At heart, I am a seeker. It’s at the core of who I am. It is why every once in a while, I feel the need to drop everything and go. I also fundamentally believe that the way that we live our day to day lives, and what drives our society is flawed and is poisonous to our satisfaction in life. I also understand that my motivations are also flawed. In many ways they are selfish, and having the ability to leave my home for long periods of time, and the ability to cross borders freely is rare privilege in this world, and one that I don’t take for granted. I also accept, that the way I conduct my life, and some of the things that I believe might be wrong, but that is all part of being an explorer. Sometimes your preconceived notions about where you are going, and what you will do there are based on faulty premises, and you must reconsider your plans. It happens. It is a fact of everyday life, and it applies to all our endeavors, and especially traveling. For every time I’ve gone somewhere, and sat on some deserted beach around a bonfire in the middle of the night, wondering how I got so lucky, I’ve had ten times as many experiences in which I asked myself, “What the hell am I doing here?”.
I’ve been heartbroken, cold, hungry, and broke on the side of the road, with no way to get home again. I’ve been just as miserable in a faraway “paradise”, as I would be if I were in my car stuck in traffic in my hometown. The myth that sells a million travel magazines, and the myth we portray on social media, is that happiness is a function of your ability to, “Live your best life…”, whatever that means. It just doesn’t work that way, and it would be better for everyone if we told the truth.
With that disclaimer out of the way, I’ll tell you that last summer, I traveled to Panama with my family. We were in the Bocas del Toro region, on the Caribbean side of the country. It was something that we had planned to do, and we had ambitious and noble goals. Without bogging you down with backstory, some of which, I’m just not ready to talk about, I’ll tell you it didn’t go as we thought it would. We had to chuck the itenerary, and start over, with mixed results. True, there were great experiences, that we will never forget, but we also had our share of troubles. In July, the monthly rain total equaled what Bocas normally sees in a year. Our Air BnB rental leaked heavily, had no hot water, and had faulty electrical connections, which provided a healthy shock when you flicked a switch or used the stovetop. We had to travel to from island to island to get supplies, most of the time in a heavy downpour, across open water. To top it all off, the harsh tropical conditions killed three cameras, my cellphone, and damaged my negatives. The kids got bored, and we read all our books in the first month, because it rained night and day. I got as depressed as I’ve ever been. It’s hard to give a true accounting of our experience, as those things always are, but we survived, and learned a lot of hard lessons about traveling as a family. We all promised we’d laugh about it some day, and now we often do. It got blended into the epic narrative we’re composing of our lives together, and that is how it should be.

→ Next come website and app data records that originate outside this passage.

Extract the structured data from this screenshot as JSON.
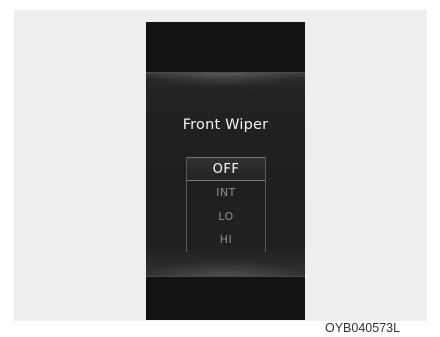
{
  "display": {
    "title": "Front Wiper",
    "options": [
      {
        "label": "OFF",
        "selected": true
      },
      {
        "label": "INT",
        "selected": false
      },
      {
        "label": "LO",
        "selected": false
      },
      {
        "label": "HI",
        "selected": false
      }
    ]
  },
  "figure_code": "OYB040573L",
  "colors": {
    "panel_background": "#141414",
    "selected_text": "#ffffff",
    "unselected_text": "#8f8f8f"
  }
}
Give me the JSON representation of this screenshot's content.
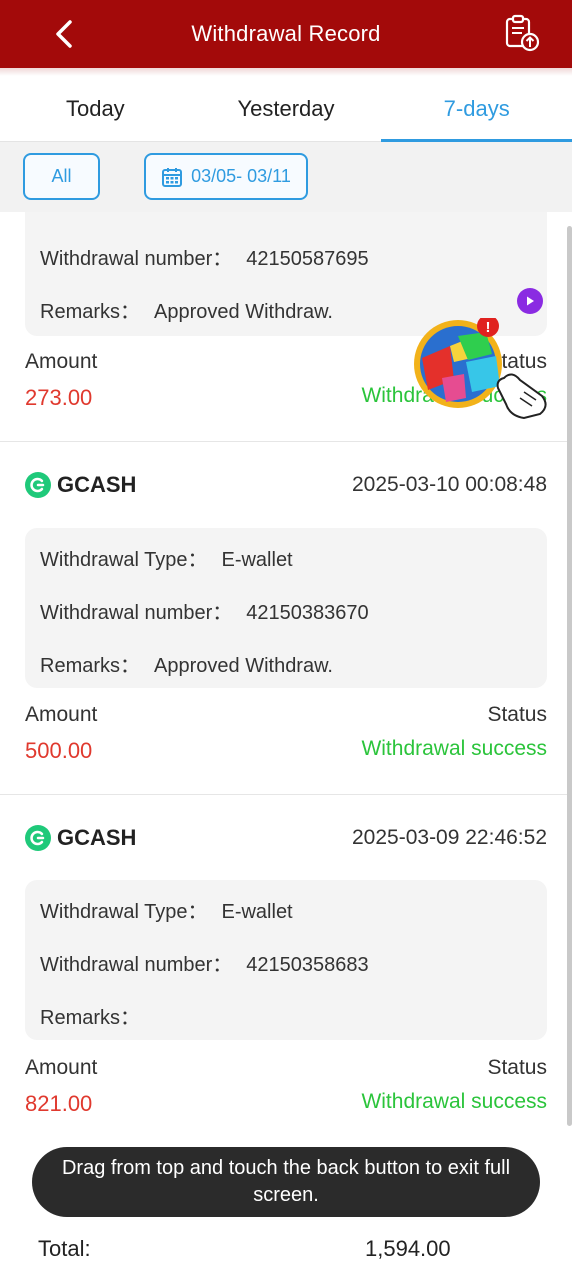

I can tell you that when the sun is shining and you are out on the water, Bocas del Toro is truly beautiful. The surf is epic enough that many of the residents of the islands of San Cristobal, Solarte, and Bastimentos are willing to suffer through the rainy season; to endure droughts during the dry season, and to deal with hordes of foreign visitors, that bring both money, and problems to the area. They also have the most unique and delicious pineapples I’ve ever tasted. We met many wonderful people there, and there is a rich and interesting cultural blend of indigenous, Afro-Caribbean, and Latino. While I think the pictures tell an incomplete story, because much of what I saw was enchanting, and it’s hard to illustrate existential angst in a photograph, perhaps what they demonstrate is that often pain and beauty exist in close proximity. I will have to elaborate on this trip, it might be in a different format, because I don’t think I can do it justice in blog form.
I took my Sears KSX, which bit the dust because of salt corrosion, a Pentax K1000, an Olympus XA, and a Fuji X100s. They all suffered, and none were great for the tropics, especially in the never-ending rain. I was surprised to come back with anything at all, but I was persistent. I used Kodak T-Max 100, pushed a couple of stops, and Kodak Gold 200. I decided I don’t like T-Max, I’m a Tri-X 400 dude, all the way. I love the Gold 200 though, it’s great in my opinion. I had high hopes for the Fuji X100, but was let down by the awkward controls and the slow focusing. It just didn’t work well for me.